* [Work to complete]
Work through the entries below and show every line in which "icon" is found.

+++ Task input +++

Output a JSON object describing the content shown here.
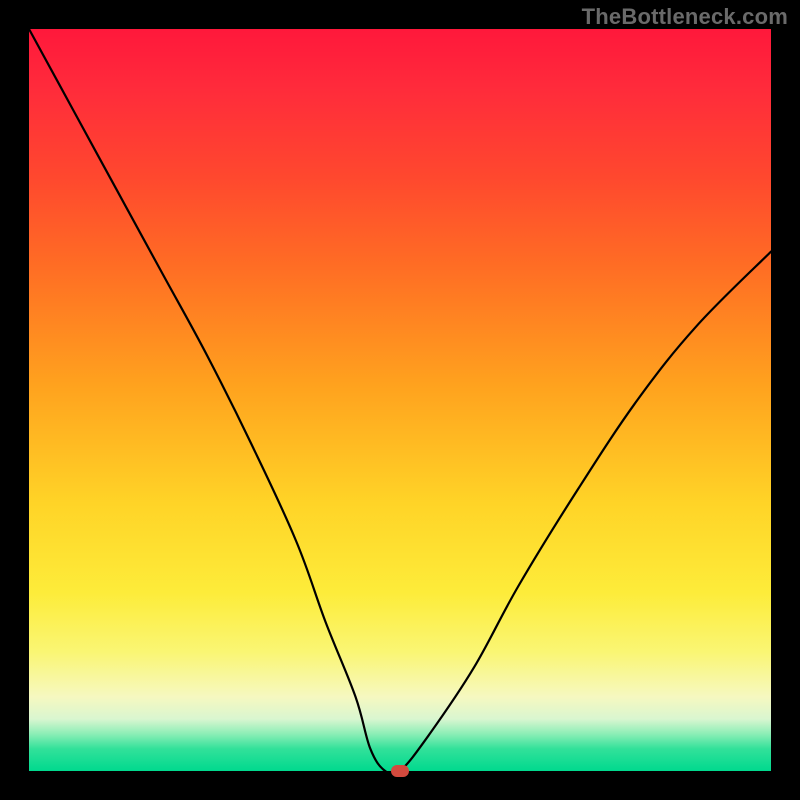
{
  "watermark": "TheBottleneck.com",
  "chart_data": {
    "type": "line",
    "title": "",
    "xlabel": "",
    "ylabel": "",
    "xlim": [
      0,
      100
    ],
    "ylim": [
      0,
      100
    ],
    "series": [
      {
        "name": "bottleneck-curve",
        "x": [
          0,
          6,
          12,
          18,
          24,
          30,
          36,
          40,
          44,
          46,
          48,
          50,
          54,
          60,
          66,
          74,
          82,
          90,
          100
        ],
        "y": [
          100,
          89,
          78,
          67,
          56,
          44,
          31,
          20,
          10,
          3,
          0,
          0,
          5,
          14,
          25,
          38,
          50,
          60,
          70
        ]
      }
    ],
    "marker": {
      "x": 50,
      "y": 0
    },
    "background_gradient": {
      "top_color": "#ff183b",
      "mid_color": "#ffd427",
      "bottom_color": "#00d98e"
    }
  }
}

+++
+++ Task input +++

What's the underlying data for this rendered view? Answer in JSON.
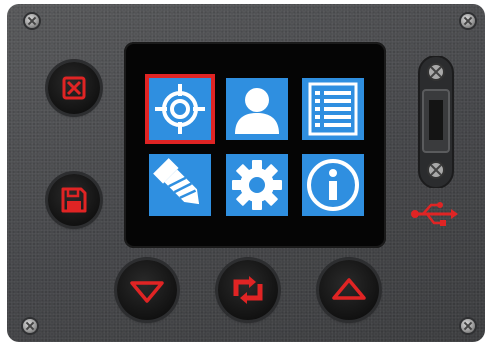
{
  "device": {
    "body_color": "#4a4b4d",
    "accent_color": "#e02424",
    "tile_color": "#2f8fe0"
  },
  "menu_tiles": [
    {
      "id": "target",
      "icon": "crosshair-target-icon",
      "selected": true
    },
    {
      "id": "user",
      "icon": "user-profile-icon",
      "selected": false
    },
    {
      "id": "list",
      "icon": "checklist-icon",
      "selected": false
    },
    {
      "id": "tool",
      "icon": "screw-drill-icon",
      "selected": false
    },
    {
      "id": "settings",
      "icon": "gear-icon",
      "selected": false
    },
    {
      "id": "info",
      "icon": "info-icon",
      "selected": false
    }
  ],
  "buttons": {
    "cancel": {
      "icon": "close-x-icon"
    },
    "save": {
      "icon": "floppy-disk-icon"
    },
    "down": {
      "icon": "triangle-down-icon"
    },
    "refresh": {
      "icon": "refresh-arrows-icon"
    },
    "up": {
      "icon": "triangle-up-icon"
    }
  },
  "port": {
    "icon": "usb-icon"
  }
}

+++
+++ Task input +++

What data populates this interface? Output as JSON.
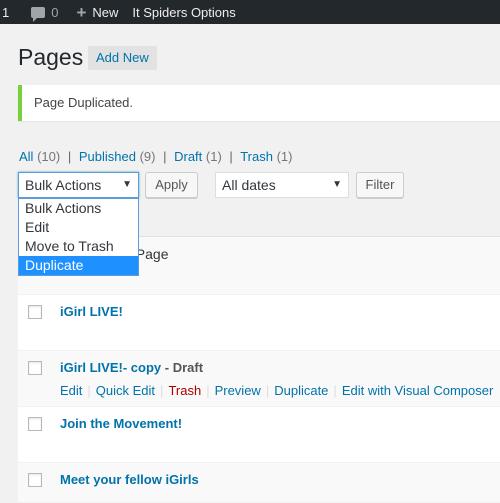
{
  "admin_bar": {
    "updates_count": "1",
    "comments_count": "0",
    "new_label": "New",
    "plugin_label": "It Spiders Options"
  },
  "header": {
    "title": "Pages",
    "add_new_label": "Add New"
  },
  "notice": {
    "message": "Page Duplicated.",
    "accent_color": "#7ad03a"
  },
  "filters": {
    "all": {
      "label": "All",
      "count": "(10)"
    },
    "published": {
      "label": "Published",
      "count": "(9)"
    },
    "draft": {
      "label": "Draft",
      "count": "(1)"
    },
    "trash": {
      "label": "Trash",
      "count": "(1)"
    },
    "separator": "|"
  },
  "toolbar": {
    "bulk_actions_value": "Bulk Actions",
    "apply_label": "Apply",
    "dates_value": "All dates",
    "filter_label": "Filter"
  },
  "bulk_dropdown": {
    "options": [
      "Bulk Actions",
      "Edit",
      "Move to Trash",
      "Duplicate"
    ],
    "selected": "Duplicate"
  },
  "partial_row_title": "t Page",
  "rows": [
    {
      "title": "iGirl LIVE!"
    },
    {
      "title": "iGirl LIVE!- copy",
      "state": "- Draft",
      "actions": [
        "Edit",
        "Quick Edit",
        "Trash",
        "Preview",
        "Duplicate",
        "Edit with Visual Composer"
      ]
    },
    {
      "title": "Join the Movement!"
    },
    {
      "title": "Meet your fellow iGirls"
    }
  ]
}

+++

* [Result of this task]
      "icon": "crosshair-target-icon",
      "icon": "user-profile-icon",
      "icon": "checklist-icon",
      "icon": "screw-drill-icon",
      "icon": "gear-icon",
      "icon": "info-icon",
      "icon": "close-x-icon"
      "icon": "floppy-disk-icon"
      "icon": "triangle-down-icon"
      "icon": "refresh-arrows-icon"
      "icon": "triangle-up-icon"
    "icon": "usb-icon"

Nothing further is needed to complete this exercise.